It would be hard not to. These scenes wear their social commentary on their sleeve and lack even a whiff of wit or irony. David Lynch explored the notion of the suburban lie in a more interesting manner in “Blue Velvet.” Here, Clooney takes the rioting to an almost comedic level of absurdity, much like Darren Aronofsky did in “mother!”

Likewise, the second ball Clooney tried to juggle – the one labeled “racial commentary” – has been explored more effectively in other films. I prefer the racial commentary in “Marshall” to the observations made in “Suburbicon.” Compare the scene in which an elderly black man looks on with confusion as Thurgood Marshall sips from a whites-only drinking fountain to the scene of the rioters singing “Sweet By and By” as they behold the ruins of the black family’s property.

The two films are decades apart in terms of the quality of their commentary. “Marshall” relies on context and uses the water fountain scene to hint at the great things the future chief justice of the Supreme Court would accomplish. Clooney and the Coen brothers regress to sarcasm to poke fun at a cliché.

The odd thing about the first two balls is how they provide a mere backdrop to the central storyline – the unraveling of a husband and father’s life after a home invasion rattles his picture-perfect existence.

This is the third ball Clooney juggles – the one labeled “murder mystery.” Only there’s not much mystery to it nor are there any surprises in terms of how it plays out.

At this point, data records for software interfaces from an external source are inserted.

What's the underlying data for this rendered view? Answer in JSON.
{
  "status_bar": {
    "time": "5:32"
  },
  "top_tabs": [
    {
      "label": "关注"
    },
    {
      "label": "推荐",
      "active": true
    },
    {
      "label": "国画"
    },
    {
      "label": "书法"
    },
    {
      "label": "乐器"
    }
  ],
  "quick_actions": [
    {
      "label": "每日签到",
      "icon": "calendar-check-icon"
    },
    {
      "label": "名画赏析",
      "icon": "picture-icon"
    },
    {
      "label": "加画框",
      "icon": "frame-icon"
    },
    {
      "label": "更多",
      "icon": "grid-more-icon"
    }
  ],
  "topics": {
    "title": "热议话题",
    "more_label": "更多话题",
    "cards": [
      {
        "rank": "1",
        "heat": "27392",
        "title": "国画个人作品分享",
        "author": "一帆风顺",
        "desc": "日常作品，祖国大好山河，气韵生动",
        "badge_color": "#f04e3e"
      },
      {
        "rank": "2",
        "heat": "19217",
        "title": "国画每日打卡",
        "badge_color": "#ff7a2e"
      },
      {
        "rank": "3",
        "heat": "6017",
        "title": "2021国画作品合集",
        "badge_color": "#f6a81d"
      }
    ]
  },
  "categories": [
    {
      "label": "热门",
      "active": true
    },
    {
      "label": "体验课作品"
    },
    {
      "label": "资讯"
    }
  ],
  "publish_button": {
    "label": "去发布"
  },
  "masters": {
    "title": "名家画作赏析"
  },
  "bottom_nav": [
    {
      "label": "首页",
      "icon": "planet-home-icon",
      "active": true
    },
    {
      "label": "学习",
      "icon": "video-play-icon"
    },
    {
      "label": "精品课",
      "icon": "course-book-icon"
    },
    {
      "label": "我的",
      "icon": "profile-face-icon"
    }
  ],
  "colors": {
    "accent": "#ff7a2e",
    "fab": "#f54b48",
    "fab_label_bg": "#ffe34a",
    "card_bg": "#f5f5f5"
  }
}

Actually, allow me to correct myself. The predictability and thin characterizations are a surprise when you consider the excellent work the Coen brothers have done in this genre. From “Blood Simple” to “Fargo,” they rewrote the rulebook for crime capers. Here, they seem to play by the old rules.

In brief, Matt Damon stars as Gardner Lodge, a father who calmly wakes his son, Nicky, one night with the words, “There are men in the house. They’re going to take what they want and then leave.” This sets in motion a chain of events not unlike those described in the stranger-than-fiction murder documentaries on the ID Channel.

Having watched a good number of those shows, I quickly surmised where “Suburbicon” was headed. That left me to spend my time wondering why Clooney and the Coen brothers shoehorned the subplot about the black family moving into the neighborhood into the movie. The two narratives seemed to come from different films.

The reason becomes apparent as a man is beating another man to death with a golf club in the middle of the street not far from the riots. “Look at this horrible thing that’s happening under everyone’s noses, but their racism has made them blind to the real evil that’s in the midst!” Clooney all but screams.

If “Suburbicon” has any redeeming value, it’s Moore’s performance as the two women in Gardner’s life: his wife and sister-in-law. She plays the two roles well, giving each twin a distinct personality and then doing excellent work as one of them crumbles emotionally in response to mess that develops around her.

In the end, though, the word “mess” offers a perfect description of “Suburbicon.” Clooney and the Coen brothers tried to cram too many ideas into the movie – none of which were good to begin with.

Considering the level of talent involved in its creation, the word “disappointment” would be another accurate descriptor for “Suburbicon.” And who goes to the movies to be disappointed?

1.5 stars out of 4